A total of 886 patients were enrolled in this study with 22%, 65%, and 11% having favorable, intermediate, or poor Memorial Sloan Kettering Cancer Center (MSKCC) risk factors at baseline. Progression-free survival and objective response rate favored the combination in all MSKCC risk groups, but the median progression free survival varied, as can be seen in table 1.
Figure 1 –
Table 1 –
The MSKCC risk groups were originally defined using empirically identified clinical characteristics. The molecular factors underlying these characteristics and their clinical significance are to date, unknown. In this presented poster, the authors report results from an analysis of baseline tumor samples from patients enrolled in the JAVELIN trial in order to define molecular characteristics underlying the MSKCC risk group classifications.
The JAVELIN renal 101 is an open label, phase 3 trial where patients were randomly assigned to receive avelumab + axitinib or sunitinib alone. The data that the authors explored are all from the post-hoc exploratory analysis based on the first interim analysis.
According to the reported results neither the presence of PD L1 immune cells nor CD8+ cells differentiated the risk groups, however, the presence of PD-L1 tumor cells was highest in the poorest risk group (p=0.0159), figure 3.
Based on the sub-type-specific mRNA signatures from the analysis of clear cell RCC by TCGA, there was a significant association between TCGA clusters and MSKCC risk groups (figure 4).
Figure 4 –
Gene expression profiling revealed differences in singular genes among the MSKCC risk groups, as shown in Table 2 and Table 3. The favorable risk group had higher expression of the organic acid metabolism and angiogenesis pathway relative to the poorest group. The favorable risk group also displayed elevated angiogenic, cytoskeleton, and lipid metabolism gene signatures, as well as reduced expression of epithelial-mesenchymal transition pathway genes.
In this study of patients with advanced renal cell carcinoma, biological differences within each MSKCC risk group were shown to potentially impact response to treatment. Various molecular characteristics that differentiate the MSKCC risk groups were found. The presence of PD L1 immune cells or CD8+ cells did not differentiate between the risk groups, although the content of PD L1 was highest in the poorest risk group. Importantly, gene expression and mutations varied in the different risk groups.

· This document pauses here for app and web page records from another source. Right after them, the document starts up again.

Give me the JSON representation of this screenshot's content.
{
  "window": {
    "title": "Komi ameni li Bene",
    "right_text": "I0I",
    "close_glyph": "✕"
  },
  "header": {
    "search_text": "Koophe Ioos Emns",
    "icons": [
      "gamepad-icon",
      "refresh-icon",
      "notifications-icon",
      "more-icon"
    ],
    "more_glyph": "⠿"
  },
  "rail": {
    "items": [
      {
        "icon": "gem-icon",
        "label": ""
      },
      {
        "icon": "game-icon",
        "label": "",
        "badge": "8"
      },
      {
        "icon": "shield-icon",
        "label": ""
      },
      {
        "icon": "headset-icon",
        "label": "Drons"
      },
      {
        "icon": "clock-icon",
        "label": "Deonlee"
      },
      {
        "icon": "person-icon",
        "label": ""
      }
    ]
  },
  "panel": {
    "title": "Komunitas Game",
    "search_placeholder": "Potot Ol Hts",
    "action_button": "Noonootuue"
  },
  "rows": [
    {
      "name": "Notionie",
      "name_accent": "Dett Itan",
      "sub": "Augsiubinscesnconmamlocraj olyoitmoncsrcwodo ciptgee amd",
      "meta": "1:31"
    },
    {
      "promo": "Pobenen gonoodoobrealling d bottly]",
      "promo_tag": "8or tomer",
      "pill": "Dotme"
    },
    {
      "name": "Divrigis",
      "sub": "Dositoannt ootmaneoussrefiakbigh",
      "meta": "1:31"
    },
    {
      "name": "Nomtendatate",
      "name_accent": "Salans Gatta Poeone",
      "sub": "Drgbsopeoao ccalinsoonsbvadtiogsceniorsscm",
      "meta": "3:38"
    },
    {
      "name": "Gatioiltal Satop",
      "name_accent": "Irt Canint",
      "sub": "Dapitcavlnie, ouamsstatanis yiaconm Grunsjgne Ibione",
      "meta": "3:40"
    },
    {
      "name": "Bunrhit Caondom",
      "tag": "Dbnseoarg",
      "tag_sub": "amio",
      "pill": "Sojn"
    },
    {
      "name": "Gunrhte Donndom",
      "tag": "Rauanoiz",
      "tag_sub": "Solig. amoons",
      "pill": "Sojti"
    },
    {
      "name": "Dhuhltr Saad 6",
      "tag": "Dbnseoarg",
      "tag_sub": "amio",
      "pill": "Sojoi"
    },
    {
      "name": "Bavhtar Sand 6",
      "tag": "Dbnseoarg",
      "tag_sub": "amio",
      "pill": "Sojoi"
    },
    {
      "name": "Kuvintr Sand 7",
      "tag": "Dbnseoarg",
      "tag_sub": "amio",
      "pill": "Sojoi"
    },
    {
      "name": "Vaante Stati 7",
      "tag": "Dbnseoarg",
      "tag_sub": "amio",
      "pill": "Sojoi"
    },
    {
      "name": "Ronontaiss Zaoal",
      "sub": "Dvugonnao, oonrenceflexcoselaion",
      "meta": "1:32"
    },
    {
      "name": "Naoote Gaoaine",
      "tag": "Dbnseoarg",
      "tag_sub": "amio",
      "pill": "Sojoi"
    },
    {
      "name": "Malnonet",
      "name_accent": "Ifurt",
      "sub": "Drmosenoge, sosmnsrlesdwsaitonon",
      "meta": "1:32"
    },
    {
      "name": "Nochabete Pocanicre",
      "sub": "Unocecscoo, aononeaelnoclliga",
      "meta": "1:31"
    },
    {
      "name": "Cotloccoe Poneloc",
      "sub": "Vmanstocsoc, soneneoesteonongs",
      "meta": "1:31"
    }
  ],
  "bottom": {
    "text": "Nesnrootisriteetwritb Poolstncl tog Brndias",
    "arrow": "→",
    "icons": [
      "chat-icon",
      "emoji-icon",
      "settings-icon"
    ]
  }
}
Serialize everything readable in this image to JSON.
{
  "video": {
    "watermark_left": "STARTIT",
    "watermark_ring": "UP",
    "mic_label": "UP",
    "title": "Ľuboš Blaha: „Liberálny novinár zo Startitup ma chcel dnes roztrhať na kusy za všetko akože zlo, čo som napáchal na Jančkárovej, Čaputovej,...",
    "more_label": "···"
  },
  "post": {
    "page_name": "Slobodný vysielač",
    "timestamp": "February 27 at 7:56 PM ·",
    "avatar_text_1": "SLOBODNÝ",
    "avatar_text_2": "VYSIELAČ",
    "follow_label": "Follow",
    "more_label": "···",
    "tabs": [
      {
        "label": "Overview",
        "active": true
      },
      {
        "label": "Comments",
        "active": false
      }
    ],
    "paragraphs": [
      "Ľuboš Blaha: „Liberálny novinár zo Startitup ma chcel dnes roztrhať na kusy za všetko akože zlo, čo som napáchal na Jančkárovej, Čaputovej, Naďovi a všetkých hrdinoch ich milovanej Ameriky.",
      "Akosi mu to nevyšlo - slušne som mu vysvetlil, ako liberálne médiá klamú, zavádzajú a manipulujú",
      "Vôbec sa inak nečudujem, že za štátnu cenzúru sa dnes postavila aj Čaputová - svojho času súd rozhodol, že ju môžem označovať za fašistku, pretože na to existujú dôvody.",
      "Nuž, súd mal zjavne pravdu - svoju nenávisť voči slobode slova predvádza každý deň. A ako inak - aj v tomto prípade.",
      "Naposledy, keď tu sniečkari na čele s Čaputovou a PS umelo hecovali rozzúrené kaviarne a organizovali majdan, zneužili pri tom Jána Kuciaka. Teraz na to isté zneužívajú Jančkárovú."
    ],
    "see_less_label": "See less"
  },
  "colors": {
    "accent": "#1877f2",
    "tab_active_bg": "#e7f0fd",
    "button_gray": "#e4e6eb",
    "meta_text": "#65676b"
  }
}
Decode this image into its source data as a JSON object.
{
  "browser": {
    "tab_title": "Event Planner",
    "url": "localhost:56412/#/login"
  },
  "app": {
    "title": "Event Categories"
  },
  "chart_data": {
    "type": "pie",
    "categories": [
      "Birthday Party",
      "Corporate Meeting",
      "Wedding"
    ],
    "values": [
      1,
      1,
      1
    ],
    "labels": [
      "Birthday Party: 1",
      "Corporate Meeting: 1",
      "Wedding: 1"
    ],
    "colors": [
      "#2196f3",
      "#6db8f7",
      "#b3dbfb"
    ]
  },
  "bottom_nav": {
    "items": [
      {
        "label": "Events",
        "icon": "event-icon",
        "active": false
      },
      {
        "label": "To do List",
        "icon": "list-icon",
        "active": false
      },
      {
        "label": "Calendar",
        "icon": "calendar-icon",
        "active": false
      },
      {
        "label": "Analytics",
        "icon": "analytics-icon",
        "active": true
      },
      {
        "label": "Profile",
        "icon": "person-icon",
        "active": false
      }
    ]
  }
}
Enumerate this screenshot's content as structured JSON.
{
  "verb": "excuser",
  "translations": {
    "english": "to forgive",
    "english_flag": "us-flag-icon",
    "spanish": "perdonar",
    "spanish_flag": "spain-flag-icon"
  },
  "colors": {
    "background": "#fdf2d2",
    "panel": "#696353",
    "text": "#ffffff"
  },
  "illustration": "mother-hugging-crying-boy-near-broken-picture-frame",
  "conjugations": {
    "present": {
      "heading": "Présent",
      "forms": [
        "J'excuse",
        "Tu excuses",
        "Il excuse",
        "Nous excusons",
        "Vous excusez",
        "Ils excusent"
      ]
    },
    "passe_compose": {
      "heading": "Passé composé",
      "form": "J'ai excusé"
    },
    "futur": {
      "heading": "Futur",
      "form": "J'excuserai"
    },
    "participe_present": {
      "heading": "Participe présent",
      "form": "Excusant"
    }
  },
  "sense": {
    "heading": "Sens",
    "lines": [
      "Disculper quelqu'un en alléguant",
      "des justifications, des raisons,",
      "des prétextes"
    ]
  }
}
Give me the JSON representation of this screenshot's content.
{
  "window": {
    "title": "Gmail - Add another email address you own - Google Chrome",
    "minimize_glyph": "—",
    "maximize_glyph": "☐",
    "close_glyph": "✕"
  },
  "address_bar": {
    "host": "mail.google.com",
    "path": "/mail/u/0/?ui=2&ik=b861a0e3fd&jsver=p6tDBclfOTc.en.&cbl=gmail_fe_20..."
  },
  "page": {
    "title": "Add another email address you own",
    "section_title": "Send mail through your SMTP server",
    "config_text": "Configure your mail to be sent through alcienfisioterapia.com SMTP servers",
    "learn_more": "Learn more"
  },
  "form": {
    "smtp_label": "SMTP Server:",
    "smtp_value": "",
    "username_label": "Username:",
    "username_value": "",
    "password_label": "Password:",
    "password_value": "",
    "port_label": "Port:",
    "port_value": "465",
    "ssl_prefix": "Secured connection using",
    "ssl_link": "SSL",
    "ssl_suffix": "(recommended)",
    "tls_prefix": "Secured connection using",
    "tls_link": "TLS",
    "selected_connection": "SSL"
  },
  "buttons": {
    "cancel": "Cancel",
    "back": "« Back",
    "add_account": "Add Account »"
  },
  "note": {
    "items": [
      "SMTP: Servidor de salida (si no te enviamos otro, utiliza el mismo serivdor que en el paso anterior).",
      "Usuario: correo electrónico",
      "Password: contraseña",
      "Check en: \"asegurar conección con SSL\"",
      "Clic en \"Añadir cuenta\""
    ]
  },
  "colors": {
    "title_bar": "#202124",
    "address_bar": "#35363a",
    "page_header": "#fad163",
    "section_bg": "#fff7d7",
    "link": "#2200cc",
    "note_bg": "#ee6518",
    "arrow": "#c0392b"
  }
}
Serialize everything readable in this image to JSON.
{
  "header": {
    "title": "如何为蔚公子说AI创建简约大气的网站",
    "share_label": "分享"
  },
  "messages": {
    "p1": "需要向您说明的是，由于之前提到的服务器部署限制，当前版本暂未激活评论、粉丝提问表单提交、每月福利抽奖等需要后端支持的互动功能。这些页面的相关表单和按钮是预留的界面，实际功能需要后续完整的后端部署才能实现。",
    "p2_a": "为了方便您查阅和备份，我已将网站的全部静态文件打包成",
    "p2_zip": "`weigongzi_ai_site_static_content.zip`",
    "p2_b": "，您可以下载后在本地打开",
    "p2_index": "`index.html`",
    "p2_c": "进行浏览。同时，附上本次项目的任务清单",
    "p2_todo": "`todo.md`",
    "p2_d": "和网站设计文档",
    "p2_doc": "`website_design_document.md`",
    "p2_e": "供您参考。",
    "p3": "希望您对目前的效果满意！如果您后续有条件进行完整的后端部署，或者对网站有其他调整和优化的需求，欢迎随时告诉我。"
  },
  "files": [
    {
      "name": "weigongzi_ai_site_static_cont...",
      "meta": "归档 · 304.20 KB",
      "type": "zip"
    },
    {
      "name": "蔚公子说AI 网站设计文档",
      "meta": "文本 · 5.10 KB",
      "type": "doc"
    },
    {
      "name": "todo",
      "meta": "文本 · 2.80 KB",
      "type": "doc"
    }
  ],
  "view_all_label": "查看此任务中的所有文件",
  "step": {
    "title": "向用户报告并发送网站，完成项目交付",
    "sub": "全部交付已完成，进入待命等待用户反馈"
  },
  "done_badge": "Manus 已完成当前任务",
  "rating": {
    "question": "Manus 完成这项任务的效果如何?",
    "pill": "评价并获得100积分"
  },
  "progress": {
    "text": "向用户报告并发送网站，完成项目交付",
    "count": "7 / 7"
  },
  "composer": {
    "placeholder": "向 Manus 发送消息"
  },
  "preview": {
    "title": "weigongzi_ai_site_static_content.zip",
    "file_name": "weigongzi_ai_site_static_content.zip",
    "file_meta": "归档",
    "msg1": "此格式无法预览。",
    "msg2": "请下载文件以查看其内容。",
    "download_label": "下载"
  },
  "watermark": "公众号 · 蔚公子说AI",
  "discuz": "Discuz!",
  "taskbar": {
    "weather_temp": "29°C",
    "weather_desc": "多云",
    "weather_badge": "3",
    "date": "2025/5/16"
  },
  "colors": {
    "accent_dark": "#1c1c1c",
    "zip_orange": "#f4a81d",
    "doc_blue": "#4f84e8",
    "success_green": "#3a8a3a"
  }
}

Although this work is promising, there is no doubt that additional analyses are needed to understand the impact of these differences in the MSKCC risk groups and their effect on responses to a standard of care RCC treatment.
Presented by: Toni Choueiri, MD, Dana-Farber Cancer Institute, Boston, MA, USA
Written by: Hanan Goldberg, MD, Urology Department, SUNY Upstate Medical University, Syracuse, NY, USA @GoldbergHanan at the 2020 Genitourinary Cancers Symposium, ASCO GU #GU20, February 13-15, 2020, San Francisco, California